"Sitting there looking at this crushed girl, I really started to hate this guy."by Anna Blundy / May 17, 2017 / Leave a comment
Published in June 2017 issue of Prospect Magazine
It was as though he was sitting in the consulting room with us, a golden figure of male beauty, intelligent sensitivity, sparkling wit and an endless capacity for good. This was established by my patient as a stark contrast to all her multitudinous failings. “I don’t deserve him,” she said, twisting a tissue in her bitten fingers, legs tucked meekly under her chair. She began (again) to detail her repulsiveness and stupidity.
She met this Adonis at university where he excelled at everything. Bafflingly, he liked her and they began a relationship that made her feel inadequate. “He’s just so good socially. Really funny and chatty,” she explained. “I know people look at us and wonder why he’s with me,” she added.
I was supposed to nod and understand that it must be very painful to be so ugly and crap while he is so perfect. Did I mention that he is multilingual and that his strong eco-credentials will, sooner rather than later, save the world? Sitting there looking at this crushed girl, I really started to hate this guy. “He says he can’t put up with my depression much longer. He says it’s embarrassing.” Our Adonis was constantly going to Norway for long stretches. “There was a girl who liked him, but nothing happened,” she said, eyes pleading.
Two years into our once weekly sessions, my patient looks very different. She meets my gaze, smiles, is dressed less like a five-year-old and more like a 30-year-old, and is struggling with her now husband. “He’s such a show off. He steamrolls conversations so nobody else can say anything,” she tells me, describing an excruciating evening at an Indian restaurant. She is exasperated by his bullying at home, always shouting about her incompetent recycling, her use of the central heating and her not switching lights off (when she is actually in the room). While her job in publishing is going well, he is currently out of work, the eco-start up thing that he was involved with didn’t start up.
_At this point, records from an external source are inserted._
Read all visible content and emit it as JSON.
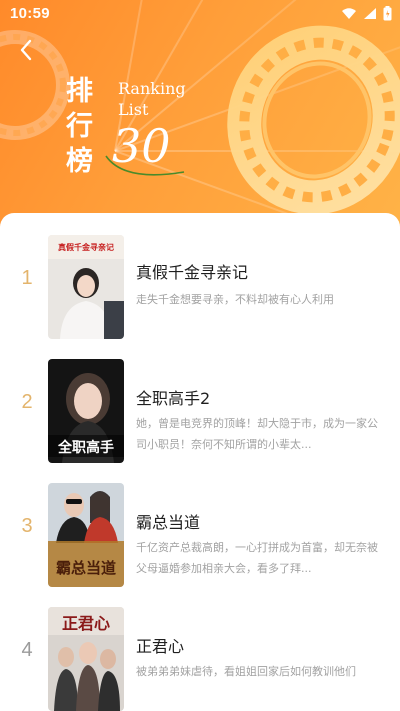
{
  "status_bar": {
    "time": "10:59"
  },
  "header": {
    "title_cn": "排行榜",
    "title_en": "Ranking List",
    "title_num": "30"
  },
  "items": [
    {
      "rank": "1",
      "title": "真假千金寻亲记",
      "description": "走失千金想要寻亲，不料却被有心人利用",
      "cover_text": "真假千金寻亲记"
    },
    {
      "rank": "2",
      "title": "全职高手2",
      "description": "她，曾是电竞界的顶峰！却大隐于市，成为一家公司小职员！奈何不知所谓的小辈太...",
      "cover_text": "全职高手"
    },
    {
      "rank": "3",
      "title": "霸总当道",
      "description": "千亿资产总裁高朗，一心打拼成为首富，却无奈被父母逼婚参加相亲大会，看多了拜...",
      "cover_text": "霸总当道"
    },
    {
      "rank": "4",
      "title": "正君心",
      "description": "被弟弟弟妹虐待，看姐姐回家后如何教训他们",
      "cover_text": "正君心"
    }
  ],
  "colors": {
    "banner_start": "#ff8a2a",
    "banner_end": "#ffb347",
    "rank_top": "#e3b46c",
    "rank_plain": "#9b9b9b"
  },
  "icons": {
    "back": "chevron-left-icon",
    "wifi": "wifi-icon",
    "signal": "signal-icon",
    "battery": "battery-icon"
  }
}
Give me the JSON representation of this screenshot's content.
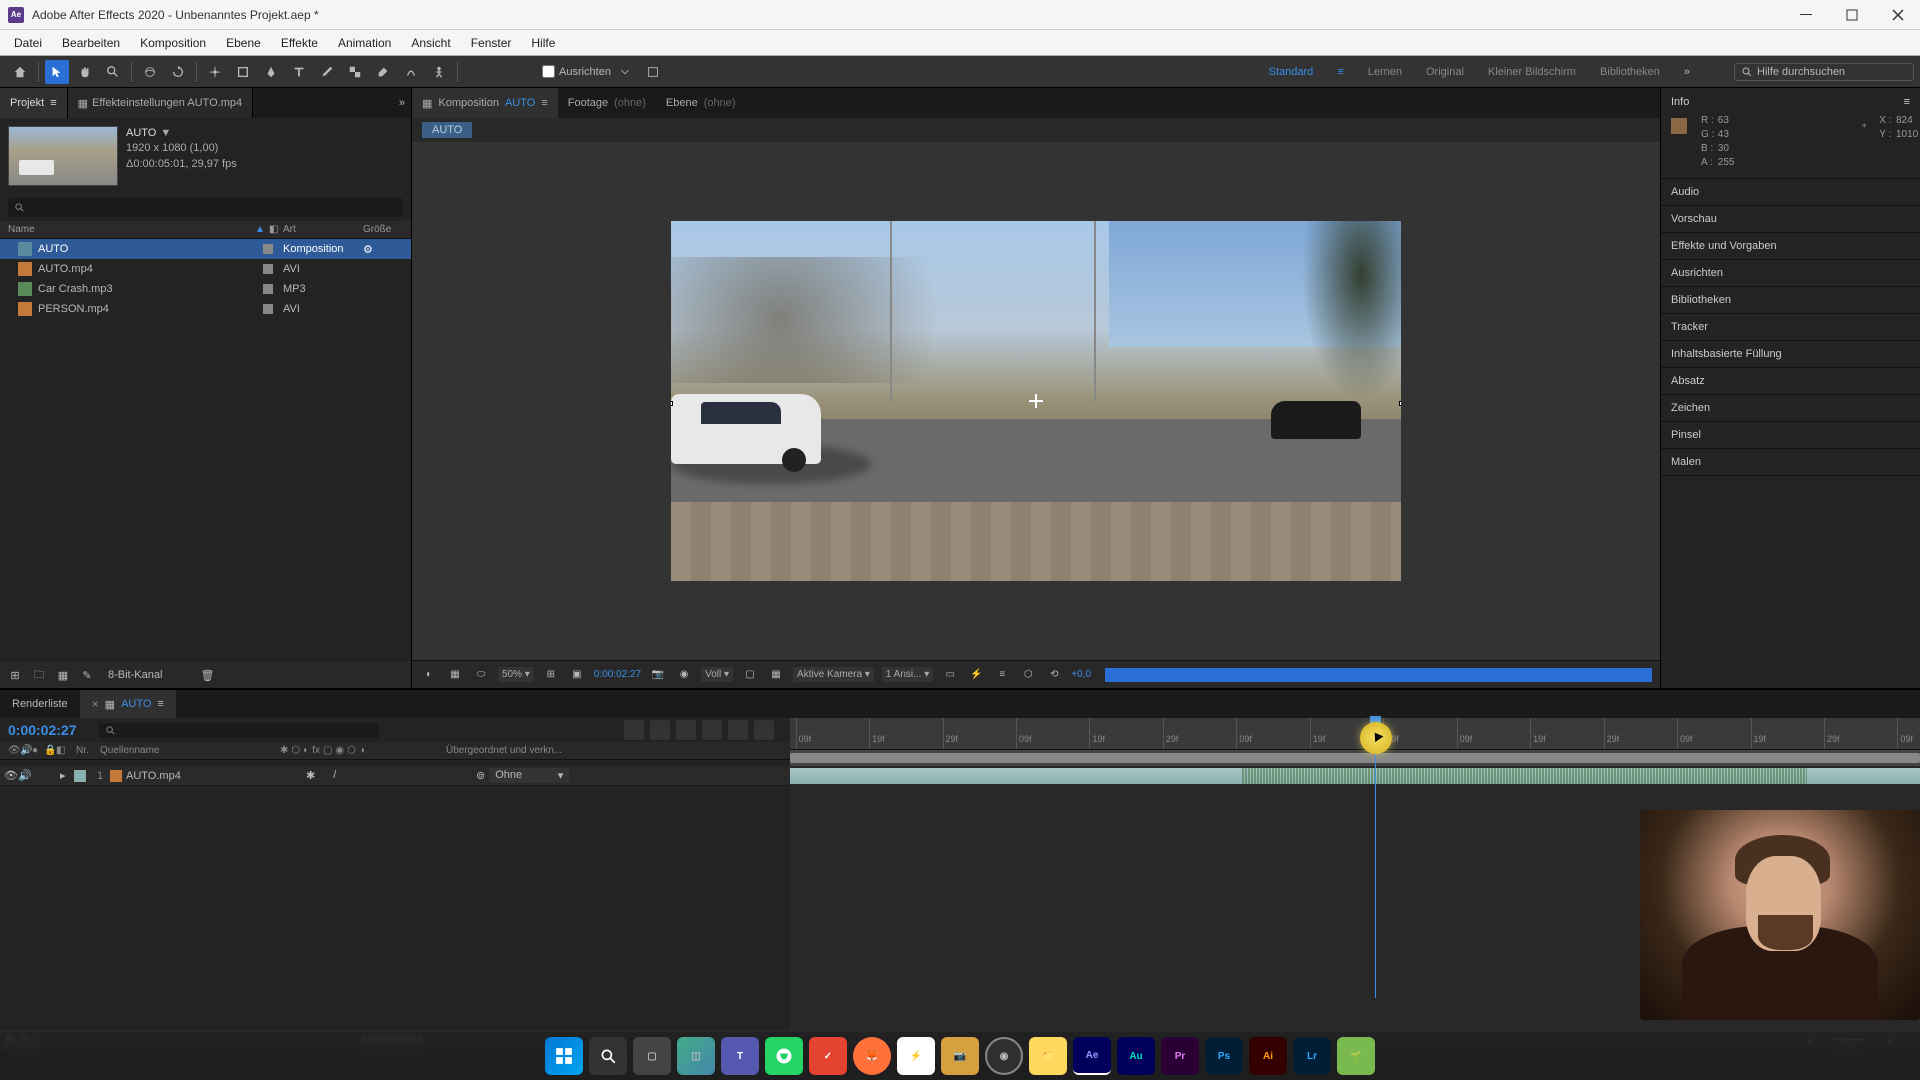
{
  "titlebar": {
    "app_icon": "Ae",
    "title": "Adobe After Effects 2020 - Unbenanntes Projekt.aep *"
  },
  "menubar": [
    "Datei",
    "Bearbeiten",
    "Komposition",
    "Ebene",
    "Effekte",
    "Animation",
    "Ansicht",
    "Fenster",
    "Hilfe"
  ],
  "toolbar": {
    "align_label": "Ausrichten",
    "workspaces": [
      "Standard",
      "Lernen",
      "Original",
      "Kleiner Bildschirm",
      "Bibliotheken"
    ],
    "active_workspace": "Standard",
    "help_placeholder": "Hilfe durchsuchen"
  },
  "project_panel": {
    "tab_project": "Projekt",
    "tab_effects": "Effekteinstellungen AUTO.mp4",
    "selected_name": "AUTO",
    "selected_dims": "1920 x 1080 (1,00)",
    "selected_dur": "Δ0:00:05:01, 29,97 fps",
    "col_name": "Name",
    "col_type": "Art",
    "col_size": "Größe",
    "items": [
      {
        "name": "AUTO",
        "type": "Komposition",
        "icon": "comp"
      },
      {
        "name": "AUTO.mp4",
        "type": "AVI",
        "icon": "vid"
      },
      {
        "name": "Car Crash.mp3",
        "type": "MP3",
        "icon": "aud"
      },
      {
        "name": "PERSON.mp4",
        "type": "AVI",
        "icon": "vid"
      }
    ],
    "footer_text": "8-Bit-Kanal"
  },
  "comp_panel": {
    "tab_comp_prefix": "Komposition",
    "tab_comp_name": "AUTO",
    "tab_footage": "Footage",
    "tab_footage_val": "(ohne)",
    "tab_layer": "Ebene",
    "tab_layer_val": "(ohne)",
    "breadcrumb": "AUTO",
    "zoom": "50%",
    "timecode": "0:00:02:27",
    "resolution": "Voll",
    "camera": "Aktive Kamera",
    "views": "1 Ansi...",
    "exposure": "+0,0"
  },
  "info_panel": {
    "title": "Info",
    "r": "63",
    "g": "43",
    "b": "30",
    "a": "255",
    "x": "824",
    "y": "1010",
    "r_label": "R :",
    "g_label": "G :",
    "b_label": "B :",
    "a_label": "A :",
    "x_label": "X :",
    "y_label": "Y :"
  },
  "side_panels": [
    "Audio",
    "Vorschau",
    "Effekte und Vorgaben",
    "Ausrichten",
    "Bibliotheken",
    "Tracker",
    "Inhaltsbasierte Füllung",
    "Absatz",
    "Zeichen",
    "Pinsel",
    "Malen"
  ],
  "timeline": {
    "tab_render": "Renderliste",
    "tab_comp": "AUTO",
    "timecode": "0:00:02:27",
    "col_nr": "Nr.",
    "col_source": "Quellenname",
    "col_parent": "Übergeordnet und verkn...",
    "ruler_ticks": [
      "09f",
      "19f",
      "29f",
      "09f",
      "19f",
      "29f",
      "09f",
      "19f",
      "29f",
      "09f",
      "19f",
      "29f",
      "09f",
      "19f",
      "29f",
      "09f"
    ],
    "layer_num": "1",
    "layer_name": "AUTO.mp4",
    "parent_value": "Ohne",
    "footer_text": "Schalter/Modi"
  },
  "taskbar": {
    "icons": [
      "win",
      "search",
      "explorer",
      "widgets",
      "teams",
      "whatsapp",
      "todoist",
      "firefox",
      "notion",
      "camera",
      "obs",
      "folder",
      "ae",
      "audition",
      "premiere",
      "photoshop",
      "illustrator",
      "lightroom",
      "misc"
    ]
  }
}
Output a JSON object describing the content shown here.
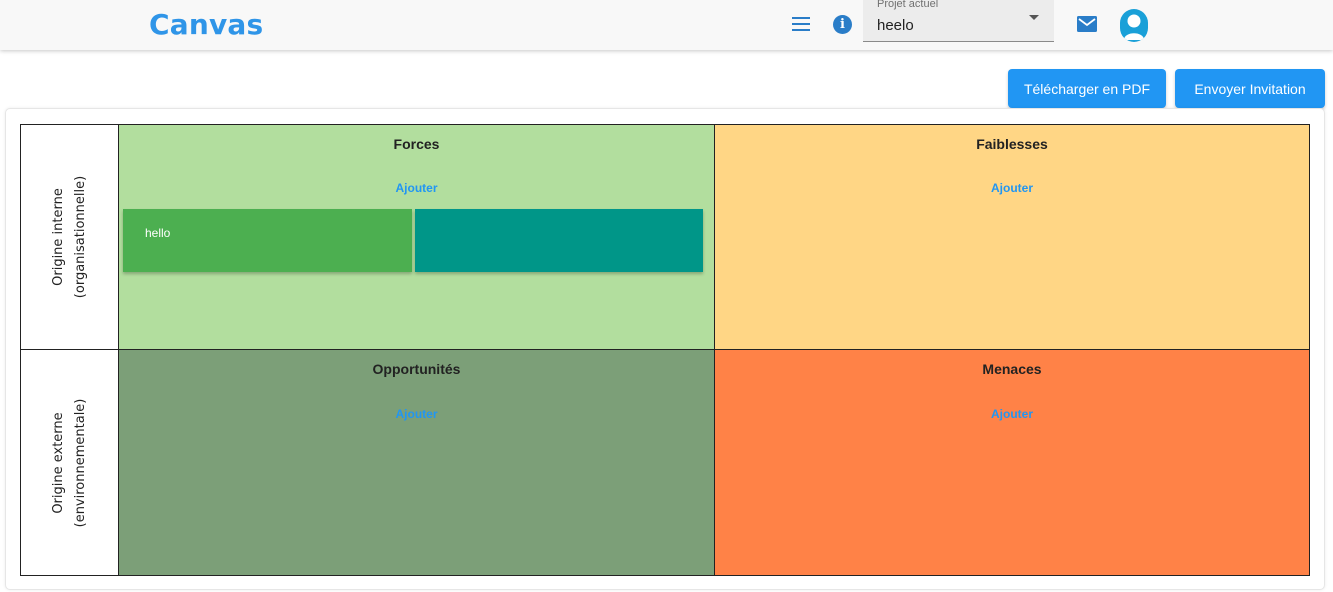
{
  "header": {
    "app_title": "Canvas",
    "project_label": "Projet actuel",
    "project_value": "heelo",
    "icons": [
      "menu-icon",
      "info-icon",
      "mail-icon",
      "user-icon"
    ]
  },
  "actions": {
    "pdf_label": "Télécharger en PDF",
    "invite_label": "Envoyer Invitation"
  },
  "rows": [
    {
      "line1": "Origine interne",
      "line2": "(organisationnelle)"
    },
    {
      "line1": "Origine externe",
      "line2": "(environnementale)"
    }
  ],
  "quadrants": {
    "forces": {
      "title": "Forces",
      "add_label": "Ajouter",
      "color": "#b2de9e",
      "notes": [
        {
          "text": "hello",
          "color": "#4caf50"
        },
        {
          "text": "",
          "color": "#009688"
        }
      ]
    },
    "faiblesses": {
      "title": "Faiblesses",
      "add_label": "Ajouter",
      "color": "#ffd685"
    },
    "opportunites": {
      "title": "Opportunités",
      "add_label": "Ajouter",
      "color": "#7c9f78"
    },
    "menaces": {
      "title": "Menaces",
      "add_label": "Ajouter",
      "color": "#ff8247"
    }
  },
  "accent_color": "#2196f3"
}
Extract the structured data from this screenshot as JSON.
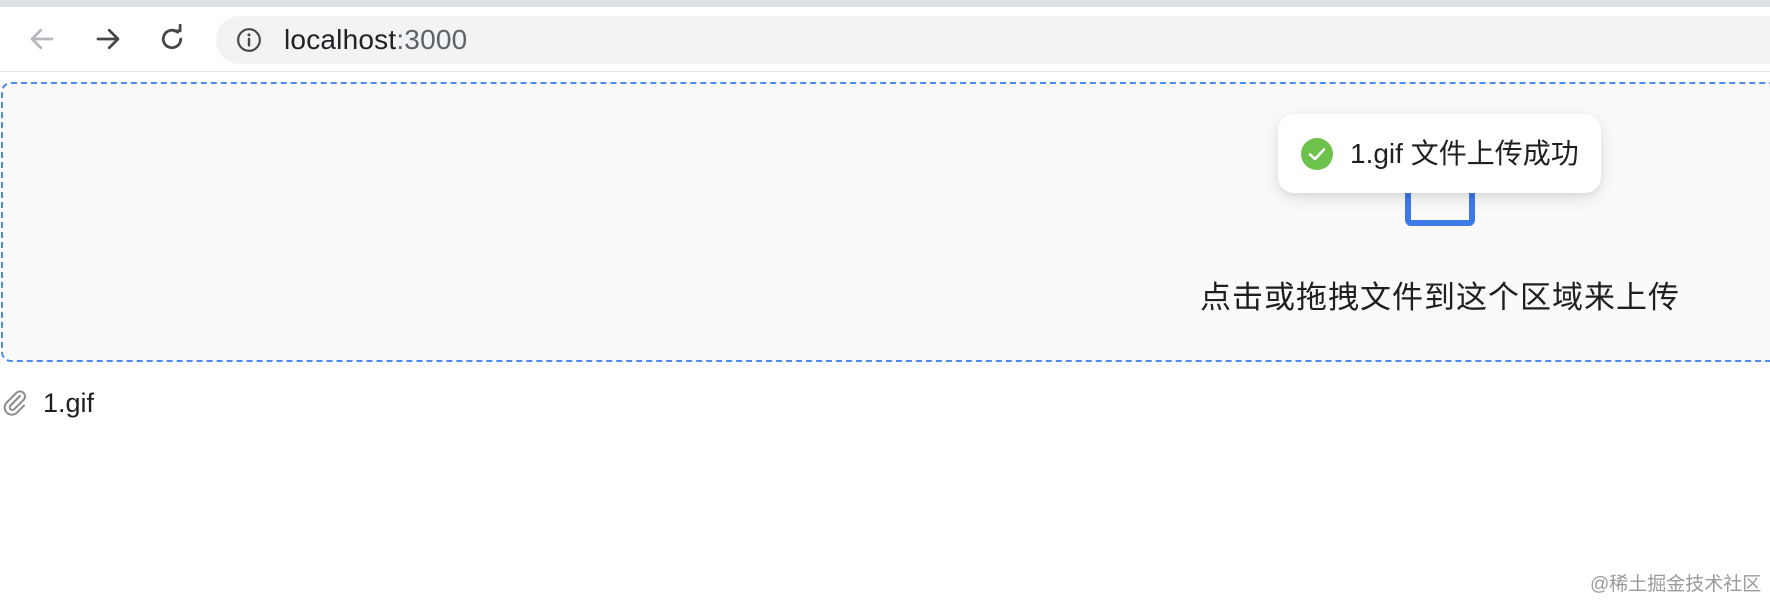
{
  "browser": {
    "url_host": "localhost",
    "url_port": ":3000",
    "icons": {
      "back": "arrow-left-icon",
      "forward": "arrow-right-icon",
      "reload": "reload-icon",
      "site_info": "info-icon"
    }
  },
  "upload": {
    "hint_text": "点击或拖拽文件到这个区域来上传",
    "icon": "upload-icon",
    "accent_color": "#3f7be8",
    "border_color": "#4b8bf0"
  },
  "file_list": [
    {
      "name": "1.gif",
      "icon": "paperclip-icon"
    }
  ],
  "toast": {
    "message": "1.gif 文件上传成功",
    "icon": "check-circle-icon",
    "success_color": "#6cc24a"
  },
  "watermark": {
    "text": "@稀土掘金技术社区"
  }
}
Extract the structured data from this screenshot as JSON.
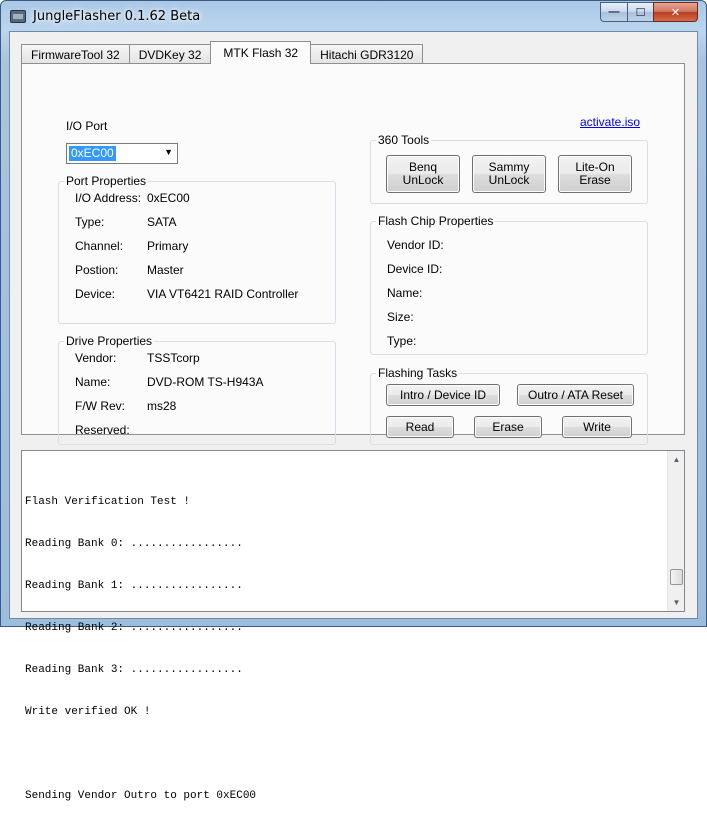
{
  "window": {
    "title": "JungleFlasher 0.1.62 Beta",
    "controls": {
      "minimize": "—",
      "maximize": "☐",
      "close": "✕"
    }
  },
  "tabs": [
    {
      "label": "FirmwareTool 32",
      "active": false
    },
    {
      "label": "DVDKey 32",
      "active": false
    },
    {
      "label": "MTK Flash 32",
      "active": true
    },
    {
      "label": "Hitachi GDR3120",
      "active": false
    }
  ],
  "io_port": {
    "label": "I/O Port",
    "selected": "0xEC00"
  },
  "activate_link": "activate.iso",
  "port_properties": {
    "title": "Port Properties",
    "rows": [
      {
        "key": "I/O Address:",
        "value": "0xEC00"
      },
      {
        "key": "Type:",
        "value": "SATA"
      },
      {
        "key": "Channel:",
        "value": "Primary"
      },
      {
        "key": "Postion:",
        "value": "Master"
      },
      {
        "key": "Device:",
        "value": "VIA VT6421 RAID Controller"
      }
    ]
  },
  "drive_properties": {
    "title": "Drive Properties",
    "rows": [
      {
        "key": "Vendor:",
        "value": "TSSTcorp"
      },
      {
        "key": "Name:",
        "value": "DVD-ROM TS-H943A"
      },
      {
        "key": "F/W Rev:",
        "value": "ms28"
      },
      {
        "key": "Reserved:",
        "value": ""
      }
    ]
  },
  "tools_360": {
    "title": "360 Tools",
    "benq": "Benq\nUnLock",
    "benq_l1": "Benq",
    "benq_l2": "UnLock",
    "sammy_l1": "Sammy",
    "sammy_l2": "UnLock",
    "liteon": "Lite-On Erase"
  },
  "flash_chip": {
    "title": "Flash Chip Properties",
    "rows": [
      {
        "key": "Vendor ID:"
      },
      {
        "key": "Device ID:"
      },
      {
        "key": "Name:"
      },
      {
        "key": "Size:"
      },
      {
        "key": "Type:"
      }
    ]
  },
  "flashing_tasks": {
    "title": "Flashing Tasks",
    "intro": "Intro / Device ID",
    "outro": "Outro / ATA Reset",
    "read": "Read",
    "erase": "Erase",
    "write": "Write"
  },
  "log": {
    "lines": [
      "Flash Verification Test !",
      "Reading Bank 0: .................",
      "Reading Bank 1: .................",
      "Reading Bank 2: .................",
      "Reading Bank 3: .................",
      "Write verified OK !",
      "",
      "Sending Vendor Outro to port 0xEC00"
    ]
  },
  "colors": {
    "titlebar": "#a9c8e6",
    "selection": "#3399ff",
    "link": "#0000ee"
  }
}
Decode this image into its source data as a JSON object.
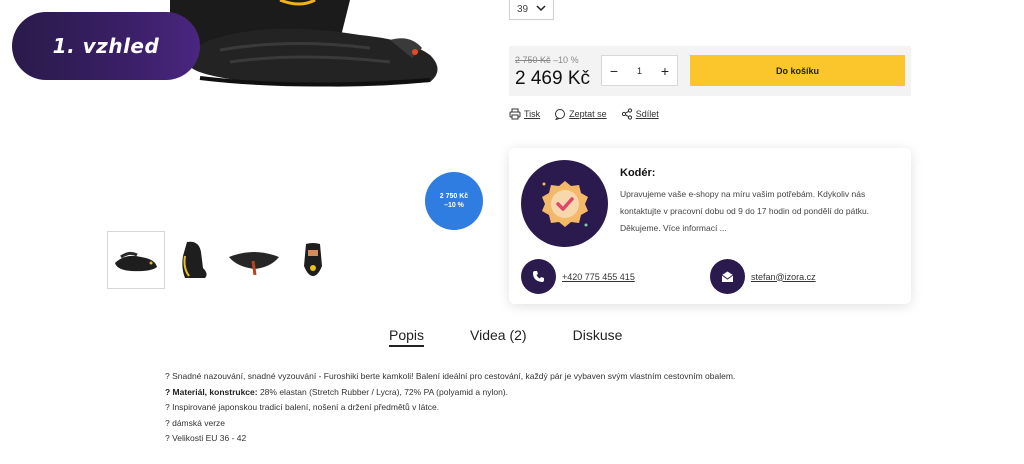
{
  "hero": {
    "badge_text": "1. vzhled"
  },
  "size_select": {
    "value": "39"
  },
  "pricing": {
    "old_price": "2 750 Kč",
    "discount": "–10 %",
    "new_price": "2 469 Kč",
    "quantity": "1",
    "minus_label": "−",
    "plus_label": "+",
    "cart_button": "Do košíku"
  },
  "actions": [
    {
      "label": "Tisk",
      "icon": "printer-icon"
    },
    {
      "label": "Zeptat se",
      "icon": "chat-icon"
    },
    {
      "label": "Sdílet",
      "icon": "share-icon"
    }
  ],
  "discount_badge": {
    "price": "2 750 Kč",
    "percent": "–10 %"
  },
  "contact": {
    "title": "Kodér:",
    "text": "Upravujeme vaše e-shopy na míru vašim potřebám. Kdykoliv nás kontaktujte v pracovní dobu od 9 do 17 hodin od pondělí do pátku. Děkujeme. Více informací ...",
    "phone": "+420 775 455 415",
    "email": "stefan@izora.cz"
  },
  "tabs": [
    {
      "label": "Popis",
      "active": true
    },
    {
      "label": "Videa (2)",
      "active": false
    },
    {
      "label": "Diskuse",
      "active": false
    }
  ],
  "description": {
    "line1": "? Snadné nazouvání, snadné vyzouvání - Furoshiki berte kamkoli! Balení ideální pro cestování, každý pár je vybaven svým vlastním cestovním obalem.",
    "line2_bold": "? Materiál, konstrukce:",
    "line2_rest": " 28% elastan (Stretch Rubber / Lycra), 72% PA (polyamid a nylon).",
    "line3": "? Inspirované japonskou tradicí balení, nošení a držení předmětů v látce.",
    "line4": "? dámská verze",
    "line5": "? Velikosti EU 36 - 42"
  },
  "colors": {
    "accent_yellow": "#fbc52c",
    "brand_purple": "#2b1a4e",
    "badge_blue": "#2f7de1"
  }
}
I won’t go into detail about her psychotherapy journey, but she is a favourite in my supervision group because she is funny and insightful, desperate to get out of depression, initially to please her Adonis, but ultimately for herself. She’d chosen someone she felt was her superior in order to prove her lack of self-worth and was re-enacting a miserable childhood in which she was always ignored in favour of (and also by) a golden brother.
But now what? I’ve often heard anti-therapy types complain that therapists turn couples against each other, that if one party is in therapy the marriage is doomed. I suspect this is often true—an unhappy person is often unhappy specifically in their relationship. But this relationship was based purely on fantasy. My patient had ludicrously idealised an ordinary guy and he liked it (as it fed his narcissism). She was unable to know the real bloke, seeing only the glittering fantasy that revealed her own worthlessness. Once she’d recovered her reality-testing, withdrawn her colossal projections of perfection into him, and was more able to see the world as it is, the rose-coloured veil slipped away and she is left with a man as flawed as any other: as flawed as herself.
Since she didn’t choose him clear-sightedly, she didn’t choose him at all. She chose a fantasy. Though reality has allowed her to accept herself, she’s now going to have to accept or reject him, without the auriferous sheen.